Susan Lawler: That's a really good question. We're analysing single moths for the first time, Ken
Green put 50 or 60 moths together and smooshed them up and analysed the arsenic, because each moth
is rather small, so our technique will give us a baseline of what the moth levels of arsenic are
from different mountains across Australia. And we're also looking at different chemicals because
arsenic comes linked to companion chemicals like lead or caesium or magnesium, and each of those
companion chemicals can give you a clue as to the original source. So yes, that's an interesting
idea and I think we'd like to do that someday.

Robyn Williams: In the meantime I suppose we'd better stop eating moths really, Aboriginal people,
ourselves and so on?

Susan Lawler: Well, we have tried very hard not to frighten people overly. It is true that if you
were going up and spending the summer on the Alps and eating nothing but moths, as was done in the
olden days, that would probably not be advised, but we're not yet ready to say that the levels of
arsenic are at a toxic level for humans, although that is one of the questions that we're trying to
learn about.

Robyn Williams: Going back to those sheer numbers, of course legendary, flying over Australia, and
it's the nature of large populations to breed like that so that some survive because, as you say,
if you're the dinner of so many different creatures there's safety in numbers. But they themselves,
to get those numbers, must be eating something else. What's the secret of their amazing population?

Susan Lawler: Well, they eat as caterpillars and they eat the roots of grasses. So they're grazers,
they just eat plants, and that makes sense, most of the animals that are really common on our
planet are grazers; look at cows.

Robyn Williams: So when will you know, when can I come back to check with your student? She's in

Susan Lawler: Yes, Pettina Love is my PhD student in Albury-Wodonga. If you want to learn about the
project she says to Google 'love moth' and it will come up as one of the top ten pages.

Robyn Williams: 'Love moth'?

Susan Lawler: Yes, her surname is Love and she works on moths.

Robyn Williams: Oh, I see, although I can imagine that if you Google something like that you could
find yourself compromised with all sorts of strange sites.

Susan Lawler: I assure you, you will be fine. We've actually got laboratory analyses coming back in
the next couple of weeks, and with a few manipulations through the computer and some head
scratching we'll know in a few months what we think is going on.

Robyn Williams: And when they find out, we'll let you know.
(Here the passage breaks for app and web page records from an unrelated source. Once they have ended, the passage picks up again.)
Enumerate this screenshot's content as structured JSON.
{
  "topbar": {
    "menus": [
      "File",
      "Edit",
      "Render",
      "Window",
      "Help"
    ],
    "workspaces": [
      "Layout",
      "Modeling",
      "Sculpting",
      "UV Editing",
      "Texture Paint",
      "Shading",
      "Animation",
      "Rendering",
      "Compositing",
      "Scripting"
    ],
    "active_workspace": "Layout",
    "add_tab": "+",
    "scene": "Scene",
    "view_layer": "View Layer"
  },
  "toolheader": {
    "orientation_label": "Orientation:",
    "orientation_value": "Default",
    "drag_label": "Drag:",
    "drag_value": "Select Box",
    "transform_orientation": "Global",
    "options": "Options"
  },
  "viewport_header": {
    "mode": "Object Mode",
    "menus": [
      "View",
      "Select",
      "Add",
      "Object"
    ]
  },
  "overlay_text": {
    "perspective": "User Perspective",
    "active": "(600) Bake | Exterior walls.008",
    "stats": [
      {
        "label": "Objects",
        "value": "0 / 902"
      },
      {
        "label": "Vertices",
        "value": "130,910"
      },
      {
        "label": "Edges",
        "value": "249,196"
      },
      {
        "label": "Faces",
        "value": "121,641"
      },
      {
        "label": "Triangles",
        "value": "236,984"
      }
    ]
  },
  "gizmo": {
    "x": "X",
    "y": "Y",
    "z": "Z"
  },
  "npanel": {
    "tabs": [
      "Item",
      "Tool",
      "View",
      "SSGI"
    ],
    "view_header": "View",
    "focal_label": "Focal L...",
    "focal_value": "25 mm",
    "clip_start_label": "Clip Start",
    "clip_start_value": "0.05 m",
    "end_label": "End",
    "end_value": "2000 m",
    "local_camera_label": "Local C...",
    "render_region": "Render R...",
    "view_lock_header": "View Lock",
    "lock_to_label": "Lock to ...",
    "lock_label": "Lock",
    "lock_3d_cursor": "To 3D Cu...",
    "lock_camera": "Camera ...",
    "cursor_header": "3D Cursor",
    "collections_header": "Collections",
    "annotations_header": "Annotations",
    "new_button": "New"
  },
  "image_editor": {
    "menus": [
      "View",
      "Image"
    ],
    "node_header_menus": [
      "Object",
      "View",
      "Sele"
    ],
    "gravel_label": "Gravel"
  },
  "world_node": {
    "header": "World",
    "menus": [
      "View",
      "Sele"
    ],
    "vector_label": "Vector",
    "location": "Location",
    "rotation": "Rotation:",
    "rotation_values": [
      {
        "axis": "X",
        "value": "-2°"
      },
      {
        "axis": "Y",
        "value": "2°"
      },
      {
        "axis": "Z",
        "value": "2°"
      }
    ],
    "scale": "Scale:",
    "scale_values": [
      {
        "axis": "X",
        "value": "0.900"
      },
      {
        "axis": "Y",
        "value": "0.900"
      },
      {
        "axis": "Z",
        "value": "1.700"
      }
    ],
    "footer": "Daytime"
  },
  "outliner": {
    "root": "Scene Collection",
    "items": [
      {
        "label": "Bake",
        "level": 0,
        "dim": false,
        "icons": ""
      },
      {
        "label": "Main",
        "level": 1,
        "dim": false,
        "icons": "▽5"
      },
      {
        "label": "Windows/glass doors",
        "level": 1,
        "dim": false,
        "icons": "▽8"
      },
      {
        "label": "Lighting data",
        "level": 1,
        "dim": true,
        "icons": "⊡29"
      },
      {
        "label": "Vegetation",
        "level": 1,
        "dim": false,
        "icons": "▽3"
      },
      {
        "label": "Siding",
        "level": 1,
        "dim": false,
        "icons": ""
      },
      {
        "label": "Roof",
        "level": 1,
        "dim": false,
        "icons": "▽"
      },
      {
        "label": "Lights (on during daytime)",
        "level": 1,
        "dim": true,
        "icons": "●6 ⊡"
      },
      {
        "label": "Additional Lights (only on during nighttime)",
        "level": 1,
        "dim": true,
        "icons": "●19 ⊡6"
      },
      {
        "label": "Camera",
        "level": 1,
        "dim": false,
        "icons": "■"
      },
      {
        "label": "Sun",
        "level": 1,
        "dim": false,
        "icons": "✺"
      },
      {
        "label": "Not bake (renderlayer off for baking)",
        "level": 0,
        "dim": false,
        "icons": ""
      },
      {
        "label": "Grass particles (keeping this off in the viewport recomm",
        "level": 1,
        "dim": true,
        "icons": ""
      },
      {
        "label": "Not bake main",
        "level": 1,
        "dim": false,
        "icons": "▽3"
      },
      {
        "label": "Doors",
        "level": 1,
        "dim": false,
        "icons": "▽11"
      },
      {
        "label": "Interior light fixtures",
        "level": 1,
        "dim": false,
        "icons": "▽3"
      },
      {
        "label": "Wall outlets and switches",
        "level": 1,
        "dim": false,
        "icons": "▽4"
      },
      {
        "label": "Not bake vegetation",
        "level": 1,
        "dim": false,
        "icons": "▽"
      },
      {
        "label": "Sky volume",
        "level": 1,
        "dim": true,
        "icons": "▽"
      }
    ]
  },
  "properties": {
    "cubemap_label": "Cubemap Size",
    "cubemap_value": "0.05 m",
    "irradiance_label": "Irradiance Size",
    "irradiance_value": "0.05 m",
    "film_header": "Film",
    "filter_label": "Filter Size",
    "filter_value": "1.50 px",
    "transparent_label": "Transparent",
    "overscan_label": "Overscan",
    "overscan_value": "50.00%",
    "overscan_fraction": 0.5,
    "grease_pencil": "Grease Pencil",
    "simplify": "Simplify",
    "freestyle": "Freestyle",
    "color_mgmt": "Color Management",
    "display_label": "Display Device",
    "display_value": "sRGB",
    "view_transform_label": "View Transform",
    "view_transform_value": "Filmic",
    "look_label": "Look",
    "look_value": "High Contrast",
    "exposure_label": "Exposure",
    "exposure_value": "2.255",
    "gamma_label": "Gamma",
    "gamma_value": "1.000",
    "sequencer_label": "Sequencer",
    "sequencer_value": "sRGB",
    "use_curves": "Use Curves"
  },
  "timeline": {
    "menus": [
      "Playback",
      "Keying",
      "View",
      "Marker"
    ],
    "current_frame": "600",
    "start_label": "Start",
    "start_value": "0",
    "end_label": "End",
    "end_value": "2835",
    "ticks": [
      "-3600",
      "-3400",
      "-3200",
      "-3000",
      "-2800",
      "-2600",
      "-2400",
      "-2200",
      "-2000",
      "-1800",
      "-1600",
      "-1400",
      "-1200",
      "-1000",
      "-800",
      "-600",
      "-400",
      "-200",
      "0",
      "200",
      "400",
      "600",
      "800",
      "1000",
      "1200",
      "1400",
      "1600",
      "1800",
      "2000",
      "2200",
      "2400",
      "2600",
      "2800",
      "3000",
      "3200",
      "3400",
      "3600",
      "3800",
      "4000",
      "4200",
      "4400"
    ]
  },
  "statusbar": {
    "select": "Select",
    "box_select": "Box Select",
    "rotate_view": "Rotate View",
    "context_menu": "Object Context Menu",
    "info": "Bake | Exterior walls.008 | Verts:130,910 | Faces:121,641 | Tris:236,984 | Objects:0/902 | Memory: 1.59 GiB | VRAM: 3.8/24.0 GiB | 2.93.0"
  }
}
Sue Lawler at the La Trobe campus in
Albury-Wodonga where she's a senior lecturer in genetics. So don't scoff too many Bogongs this
year. They take off in a few weeks in spring.